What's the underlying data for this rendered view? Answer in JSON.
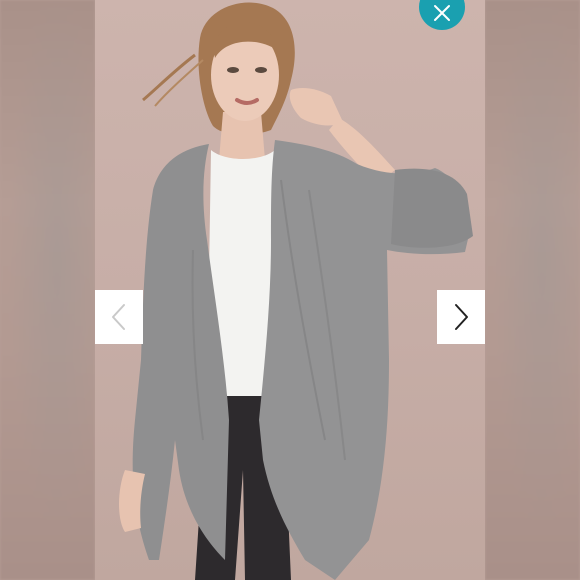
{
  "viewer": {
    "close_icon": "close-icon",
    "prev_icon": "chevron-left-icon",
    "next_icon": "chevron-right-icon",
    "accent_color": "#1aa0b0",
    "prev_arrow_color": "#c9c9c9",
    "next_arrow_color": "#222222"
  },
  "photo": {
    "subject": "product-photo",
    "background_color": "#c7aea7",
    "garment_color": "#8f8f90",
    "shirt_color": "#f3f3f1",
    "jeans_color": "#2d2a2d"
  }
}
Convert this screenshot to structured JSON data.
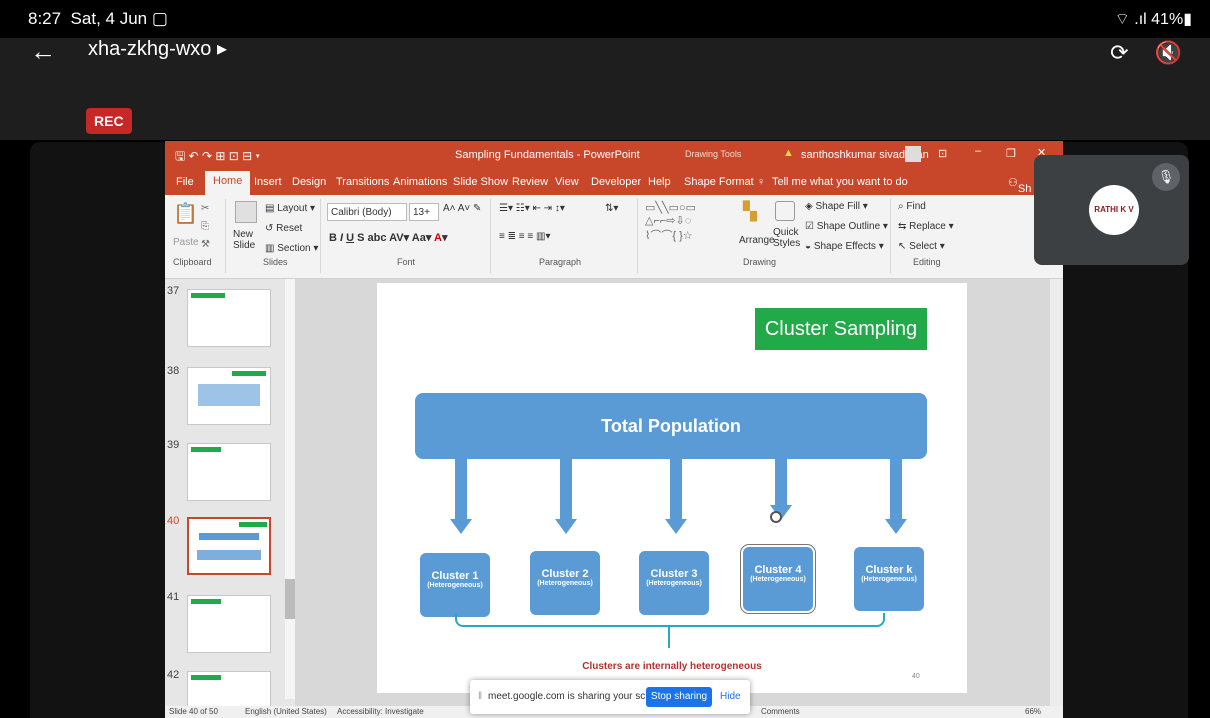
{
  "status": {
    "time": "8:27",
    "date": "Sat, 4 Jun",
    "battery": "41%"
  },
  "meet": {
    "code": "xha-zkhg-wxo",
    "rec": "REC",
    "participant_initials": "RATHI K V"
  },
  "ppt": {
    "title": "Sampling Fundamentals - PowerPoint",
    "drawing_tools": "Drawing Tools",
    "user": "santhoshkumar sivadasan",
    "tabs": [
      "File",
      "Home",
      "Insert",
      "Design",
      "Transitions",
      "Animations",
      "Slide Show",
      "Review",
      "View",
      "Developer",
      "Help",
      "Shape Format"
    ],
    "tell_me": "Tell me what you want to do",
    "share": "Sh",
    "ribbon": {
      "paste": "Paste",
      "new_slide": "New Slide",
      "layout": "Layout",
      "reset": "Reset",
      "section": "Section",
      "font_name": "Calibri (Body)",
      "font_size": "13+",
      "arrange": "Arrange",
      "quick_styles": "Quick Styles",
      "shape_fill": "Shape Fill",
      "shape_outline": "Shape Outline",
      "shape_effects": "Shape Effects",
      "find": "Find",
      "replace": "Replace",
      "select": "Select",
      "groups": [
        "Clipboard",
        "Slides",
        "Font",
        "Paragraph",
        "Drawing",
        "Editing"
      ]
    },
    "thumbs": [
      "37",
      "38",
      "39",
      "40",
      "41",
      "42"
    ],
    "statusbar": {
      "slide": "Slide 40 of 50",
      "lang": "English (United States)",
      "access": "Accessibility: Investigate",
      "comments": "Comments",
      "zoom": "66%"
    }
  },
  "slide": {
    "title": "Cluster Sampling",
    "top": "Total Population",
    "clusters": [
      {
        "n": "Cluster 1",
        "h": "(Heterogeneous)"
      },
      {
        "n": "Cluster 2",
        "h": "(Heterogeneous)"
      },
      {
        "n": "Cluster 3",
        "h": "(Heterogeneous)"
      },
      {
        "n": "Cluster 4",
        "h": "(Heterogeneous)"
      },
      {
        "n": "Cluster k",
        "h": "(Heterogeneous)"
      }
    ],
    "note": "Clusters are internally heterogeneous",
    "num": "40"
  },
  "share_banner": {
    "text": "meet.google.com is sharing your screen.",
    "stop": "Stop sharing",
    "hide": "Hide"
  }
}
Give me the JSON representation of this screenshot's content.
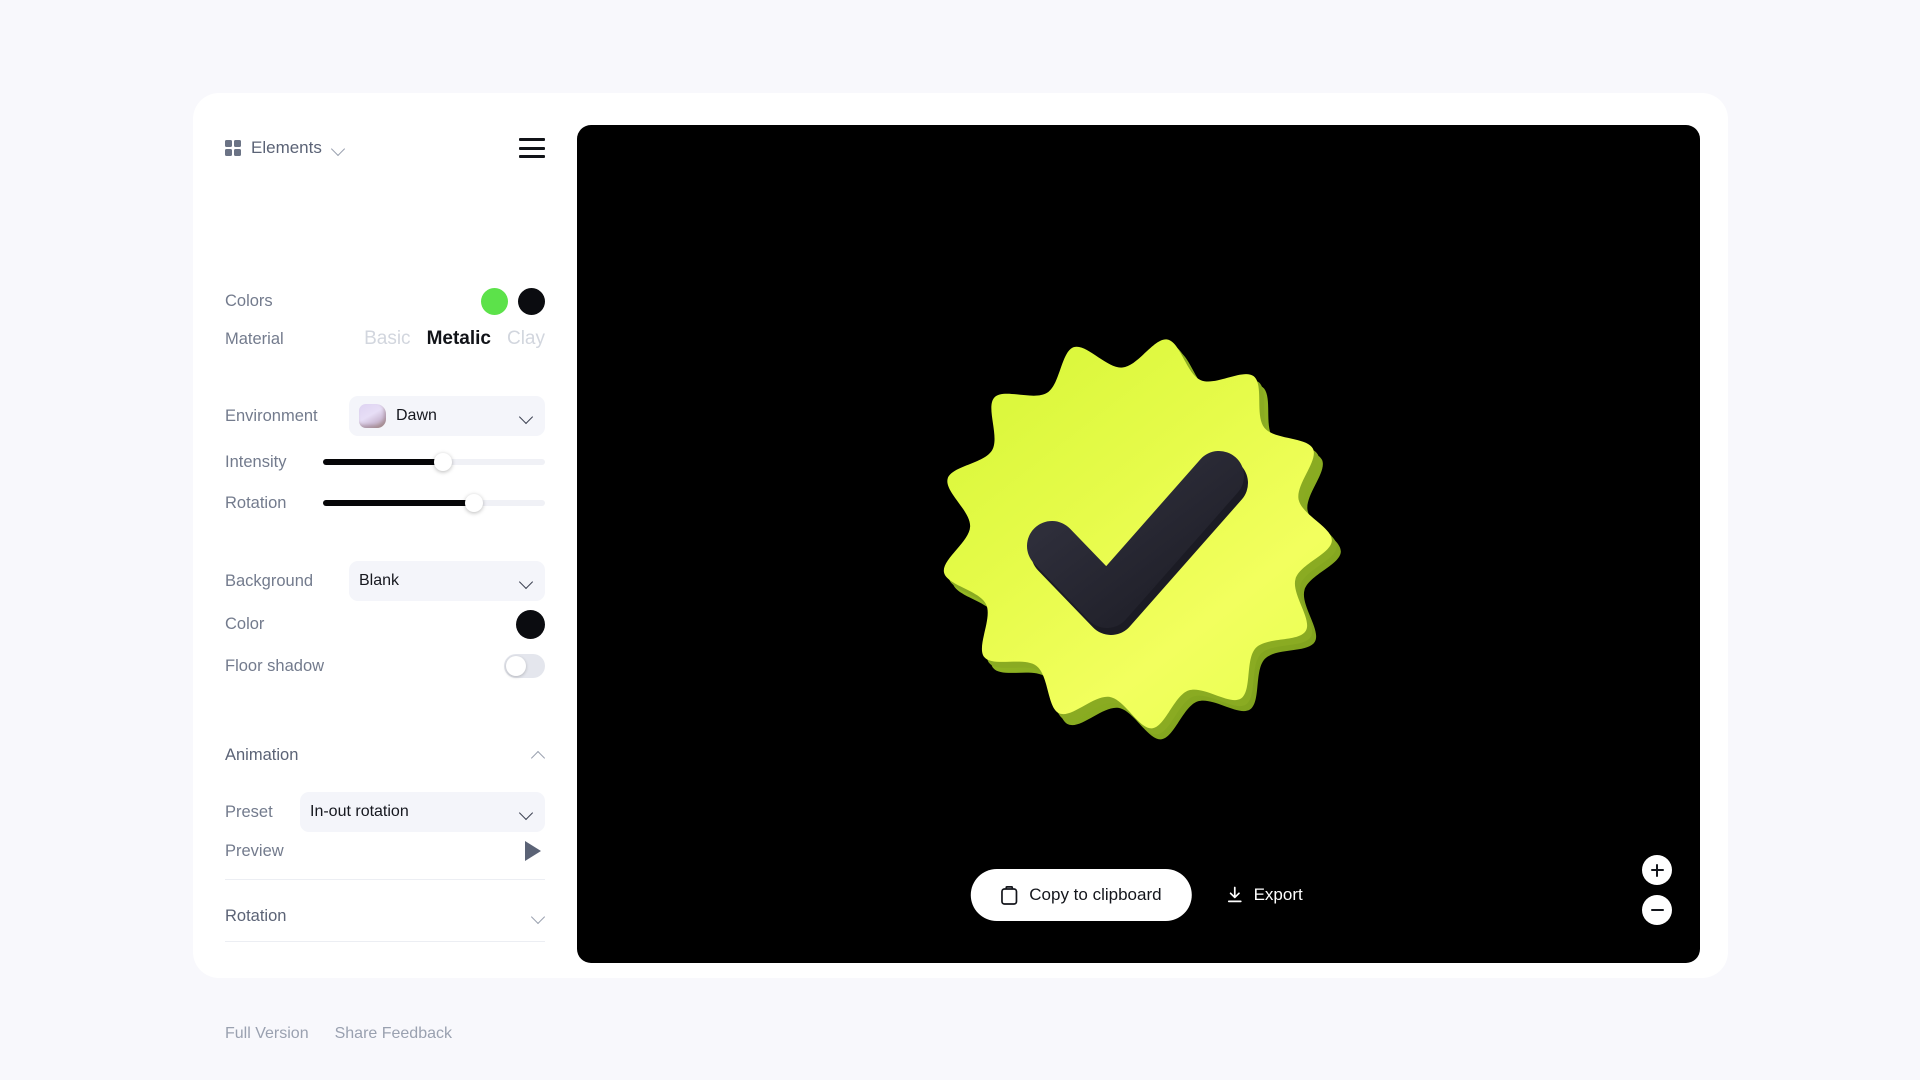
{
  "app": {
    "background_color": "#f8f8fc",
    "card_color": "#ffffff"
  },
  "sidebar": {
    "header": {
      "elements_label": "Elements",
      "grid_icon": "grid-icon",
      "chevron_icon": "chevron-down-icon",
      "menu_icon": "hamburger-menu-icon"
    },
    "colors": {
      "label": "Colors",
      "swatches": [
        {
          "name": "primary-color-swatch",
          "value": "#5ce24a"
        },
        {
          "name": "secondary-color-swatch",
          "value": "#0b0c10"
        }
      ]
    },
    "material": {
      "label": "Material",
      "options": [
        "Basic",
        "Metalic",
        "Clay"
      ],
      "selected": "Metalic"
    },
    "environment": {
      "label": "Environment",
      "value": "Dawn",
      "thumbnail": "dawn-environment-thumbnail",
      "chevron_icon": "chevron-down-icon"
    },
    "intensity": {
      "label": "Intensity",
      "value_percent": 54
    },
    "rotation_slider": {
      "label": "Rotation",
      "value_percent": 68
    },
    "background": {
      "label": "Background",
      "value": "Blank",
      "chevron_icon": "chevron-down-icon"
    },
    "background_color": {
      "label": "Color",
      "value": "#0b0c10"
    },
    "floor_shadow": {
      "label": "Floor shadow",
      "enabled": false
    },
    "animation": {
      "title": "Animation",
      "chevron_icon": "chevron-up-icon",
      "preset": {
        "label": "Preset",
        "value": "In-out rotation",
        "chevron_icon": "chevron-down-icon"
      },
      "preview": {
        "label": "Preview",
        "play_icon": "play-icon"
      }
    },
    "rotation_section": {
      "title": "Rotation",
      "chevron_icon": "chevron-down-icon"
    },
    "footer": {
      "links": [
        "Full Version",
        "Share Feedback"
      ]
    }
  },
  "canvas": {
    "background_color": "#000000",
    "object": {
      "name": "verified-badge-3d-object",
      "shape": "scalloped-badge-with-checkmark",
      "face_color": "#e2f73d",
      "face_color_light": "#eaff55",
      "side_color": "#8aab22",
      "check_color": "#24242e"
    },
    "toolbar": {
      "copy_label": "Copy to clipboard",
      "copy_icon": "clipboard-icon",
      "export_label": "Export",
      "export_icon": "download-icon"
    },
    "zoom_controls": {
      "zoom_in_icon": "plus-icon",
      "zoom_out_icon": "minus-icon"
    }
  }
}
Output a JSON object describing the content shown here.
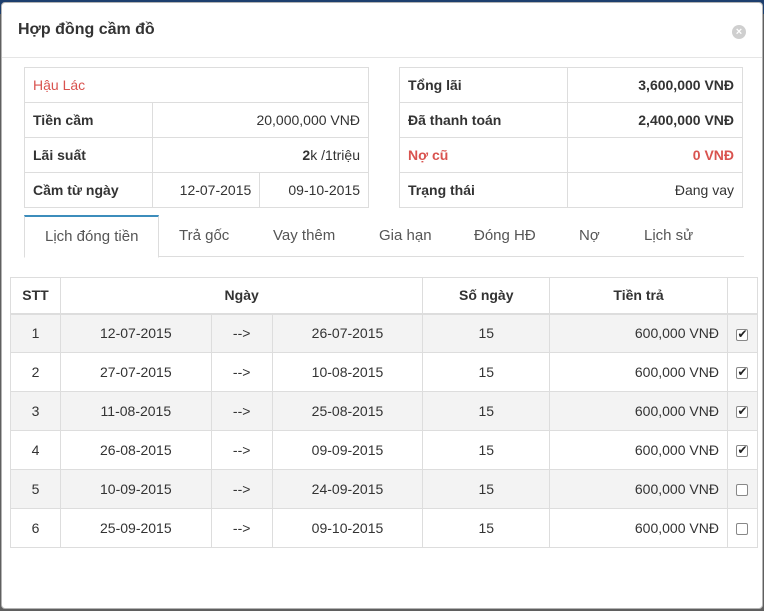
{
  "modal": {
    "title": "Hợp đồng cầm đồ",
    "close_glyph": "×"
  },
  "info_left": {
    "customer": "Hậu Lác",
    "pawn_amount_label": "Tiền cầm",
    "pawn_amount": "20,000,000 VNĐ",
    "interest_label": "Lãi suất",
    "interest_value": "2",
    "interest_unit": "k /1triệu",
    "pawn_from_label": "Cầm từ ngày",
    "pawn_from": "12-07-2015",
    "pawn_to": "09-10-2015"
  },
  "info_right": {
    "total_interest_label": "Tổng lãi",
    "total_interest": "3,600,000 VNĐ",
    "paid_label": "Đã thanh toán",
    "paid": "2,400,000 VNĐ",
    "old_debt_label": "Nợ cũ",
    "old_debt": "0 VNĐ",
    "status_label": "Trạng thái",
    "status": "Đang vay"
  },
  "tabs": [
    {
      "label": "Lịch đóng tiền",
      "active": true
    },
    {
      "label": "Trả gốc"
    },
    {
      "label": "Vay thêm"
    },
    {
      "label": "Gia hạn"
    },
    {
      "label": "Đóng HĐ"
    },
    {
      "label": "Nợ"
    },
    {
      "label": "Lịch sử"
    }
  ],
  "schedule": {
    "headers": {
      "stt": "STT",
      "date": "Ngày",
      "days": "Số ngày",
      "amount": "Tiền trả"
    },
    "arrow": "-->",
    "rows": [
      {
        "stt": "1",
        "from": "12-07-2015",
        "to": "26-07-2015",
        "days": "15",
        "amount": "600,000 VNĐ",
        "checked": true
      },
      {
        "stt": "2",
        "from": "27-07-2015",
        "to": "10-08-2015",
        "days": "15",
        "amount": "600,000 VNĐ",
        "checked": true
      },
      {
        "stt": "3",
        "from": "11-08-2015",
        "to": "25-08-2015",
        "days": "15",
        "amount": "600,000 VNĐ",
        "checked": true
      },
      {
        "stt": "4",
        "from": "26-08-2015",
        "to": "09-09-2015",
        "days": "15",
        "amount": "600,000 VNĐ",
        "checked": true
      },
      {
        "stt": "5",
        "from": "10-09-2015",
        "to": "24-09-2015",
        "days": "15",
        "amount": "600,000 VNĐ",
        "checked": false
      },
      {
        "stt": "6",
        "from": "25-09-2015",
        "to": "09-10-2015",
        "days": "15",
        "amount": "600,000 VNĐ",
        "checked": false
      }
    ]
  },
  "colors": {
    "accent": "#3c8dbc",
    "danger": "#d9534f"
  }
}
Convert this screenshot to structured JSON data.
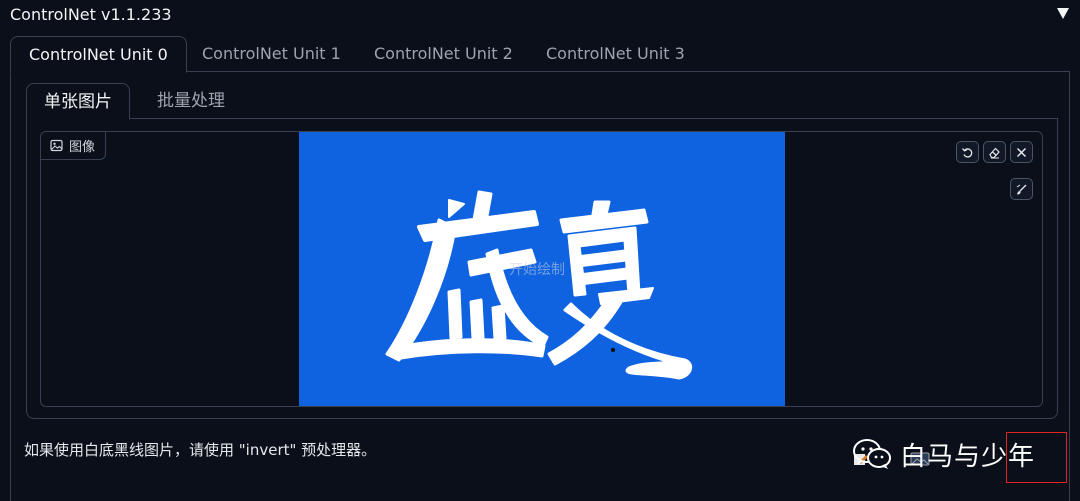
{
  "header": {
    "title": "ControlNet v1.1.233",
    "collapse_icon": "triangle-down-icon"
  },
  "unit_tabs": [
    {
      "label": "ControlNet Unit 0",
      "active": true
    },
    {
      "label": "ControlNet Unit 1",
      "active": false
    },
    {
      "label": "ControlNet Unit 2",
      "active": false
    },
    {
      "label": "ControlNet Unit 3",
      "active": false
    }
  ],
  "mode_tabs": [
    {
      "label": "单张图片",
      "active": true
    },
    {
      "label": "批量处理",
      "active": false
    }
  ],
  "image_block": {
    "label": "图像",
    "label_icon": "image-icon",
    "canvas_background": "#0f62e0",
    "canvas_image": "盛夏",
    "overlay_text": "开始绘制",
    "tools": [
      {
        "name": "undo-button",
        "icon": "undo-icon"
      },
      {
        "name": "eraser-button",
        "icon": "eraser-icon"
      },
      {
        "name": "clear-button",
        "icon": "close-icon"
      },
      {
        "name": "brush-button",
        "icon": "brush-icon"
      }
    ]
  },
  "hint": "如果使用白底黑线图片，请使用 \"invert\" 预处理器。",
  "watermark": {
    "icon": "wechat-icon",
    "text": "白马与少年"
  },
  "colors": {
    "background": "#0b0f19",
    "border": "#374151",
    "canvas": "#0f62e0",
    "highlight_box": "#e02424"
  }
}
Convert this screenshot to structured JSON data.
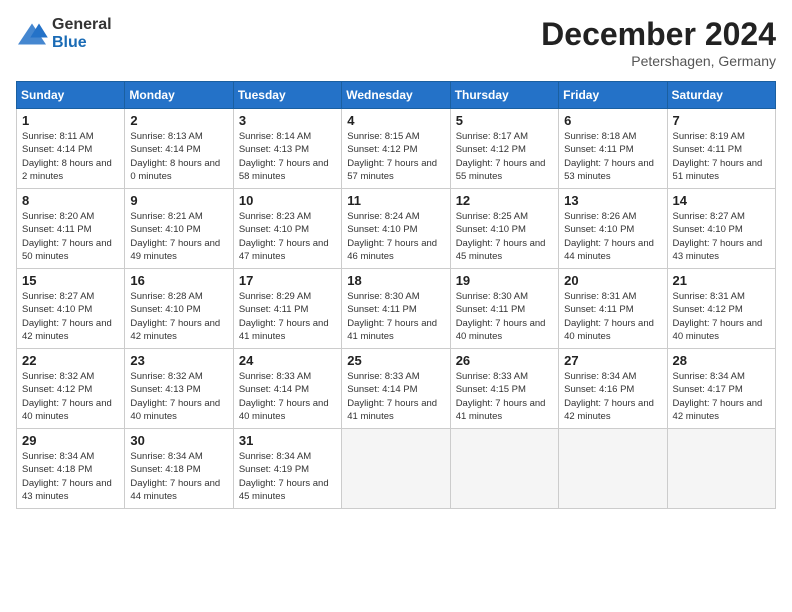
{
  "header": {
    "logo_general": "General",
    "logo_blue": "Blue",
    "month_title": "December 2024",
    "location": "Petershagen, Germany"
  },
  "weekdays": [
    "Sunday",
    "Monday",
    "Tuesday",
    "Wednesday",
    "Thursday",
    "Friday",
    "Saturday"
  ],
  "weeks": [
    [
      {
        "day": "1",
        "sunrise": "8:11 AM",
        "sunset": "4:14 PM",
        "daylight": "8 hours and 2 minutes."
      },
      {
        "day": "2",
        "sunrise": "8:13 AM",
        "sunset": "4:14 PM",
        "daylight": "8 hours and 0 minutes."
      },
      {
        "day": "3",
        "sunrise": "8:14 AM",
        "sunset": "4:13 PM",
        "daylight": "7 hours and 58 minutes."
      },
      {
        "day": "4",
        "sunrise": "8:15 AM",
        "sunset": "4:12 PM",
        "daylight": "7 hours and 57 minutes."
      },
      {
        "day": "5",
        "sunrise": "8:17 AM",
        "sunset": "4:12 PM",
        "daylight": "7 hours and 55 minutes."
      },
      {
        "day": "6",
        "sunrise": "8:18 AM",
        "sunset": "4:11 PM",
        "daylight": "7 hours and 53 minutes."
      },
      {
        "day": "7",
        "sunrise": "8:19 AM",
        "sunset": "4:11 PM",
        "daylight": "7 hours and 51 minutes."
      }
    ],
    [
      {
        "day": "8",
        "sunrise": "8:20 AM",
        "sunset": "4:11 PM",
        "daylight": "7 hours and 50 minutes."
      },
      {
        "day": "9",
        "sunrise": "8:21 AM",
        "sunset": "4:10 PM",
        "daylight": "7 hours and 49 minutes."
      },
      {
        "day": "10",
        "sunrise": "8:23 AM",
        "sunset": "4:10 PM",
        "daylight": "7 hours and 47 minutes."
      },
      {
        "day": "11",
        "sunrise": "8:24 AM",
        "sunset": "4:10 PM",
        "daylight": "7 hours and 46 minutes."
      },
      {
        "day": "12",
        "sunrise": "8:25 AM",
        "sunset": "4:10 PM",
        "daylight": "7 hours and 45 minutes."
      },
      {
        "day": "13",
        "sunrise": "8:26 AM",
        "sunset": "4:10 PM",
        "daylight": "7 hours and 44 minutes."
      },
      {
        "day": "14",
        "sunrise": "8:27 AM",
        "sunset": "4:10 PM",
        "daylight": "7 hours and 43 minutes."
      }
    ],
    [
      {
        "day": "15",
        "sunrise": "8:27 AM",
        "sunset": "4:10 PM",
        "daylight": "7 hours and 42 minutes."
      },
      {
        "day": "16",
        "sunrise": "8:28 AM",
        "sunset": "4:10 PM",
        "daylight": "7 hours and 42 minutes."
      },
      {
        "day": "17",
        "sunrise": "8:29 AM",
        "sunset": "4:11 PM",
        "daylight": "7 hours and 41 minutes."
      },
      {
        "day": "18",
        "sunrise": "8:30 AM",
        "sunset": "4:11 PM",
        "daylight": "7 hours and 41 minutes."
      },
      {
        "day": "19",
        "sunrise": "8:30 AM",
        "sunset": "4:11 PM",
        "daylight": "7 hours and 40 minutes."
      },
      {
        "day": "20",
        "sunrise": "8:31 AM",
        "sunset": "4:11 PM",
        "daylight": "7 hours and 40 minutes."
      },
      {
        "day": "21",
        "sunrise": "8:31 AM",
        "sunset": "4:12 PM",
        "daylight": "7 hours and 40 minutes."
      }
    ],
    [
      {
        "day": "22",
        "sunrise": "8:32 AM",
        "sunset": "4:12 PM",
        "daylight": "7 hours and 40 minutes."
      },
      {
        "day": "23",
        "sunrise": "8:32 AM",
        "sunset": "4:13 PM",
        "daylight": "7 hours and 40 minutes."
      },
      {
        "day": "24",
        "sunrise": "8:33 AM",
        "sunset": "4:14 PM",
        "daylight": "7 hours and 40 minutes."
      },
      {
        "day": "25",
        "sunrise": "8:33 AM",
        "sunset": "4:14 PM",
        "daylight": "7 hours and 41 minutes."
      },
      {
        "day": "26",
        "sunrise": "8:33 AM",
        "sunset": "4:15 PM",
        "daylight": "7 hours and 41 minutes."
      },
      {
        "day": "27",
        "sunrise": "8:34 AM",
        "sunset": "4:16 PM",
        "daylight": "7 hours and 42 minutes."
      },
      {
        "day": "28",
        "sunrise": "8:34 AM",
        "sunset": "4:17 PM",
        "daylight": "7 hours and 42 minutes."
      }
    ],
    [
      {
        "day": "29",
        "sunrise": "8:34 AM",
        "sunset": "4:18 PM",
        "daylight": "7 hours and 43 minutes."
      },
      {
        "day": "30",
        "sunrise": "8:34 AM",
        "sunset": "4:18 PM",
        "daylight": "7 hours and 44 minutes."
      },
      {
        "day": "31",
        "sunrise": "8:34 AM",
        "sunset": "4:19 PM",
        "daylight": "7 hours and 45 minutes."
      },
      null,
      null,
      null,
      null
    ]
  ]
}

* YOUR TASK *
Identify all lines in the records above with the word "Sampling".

* ANSWER BOX *
    "title": "Sampling Fundamentals - PowerPoint",
    "title": "Cluster Sampling",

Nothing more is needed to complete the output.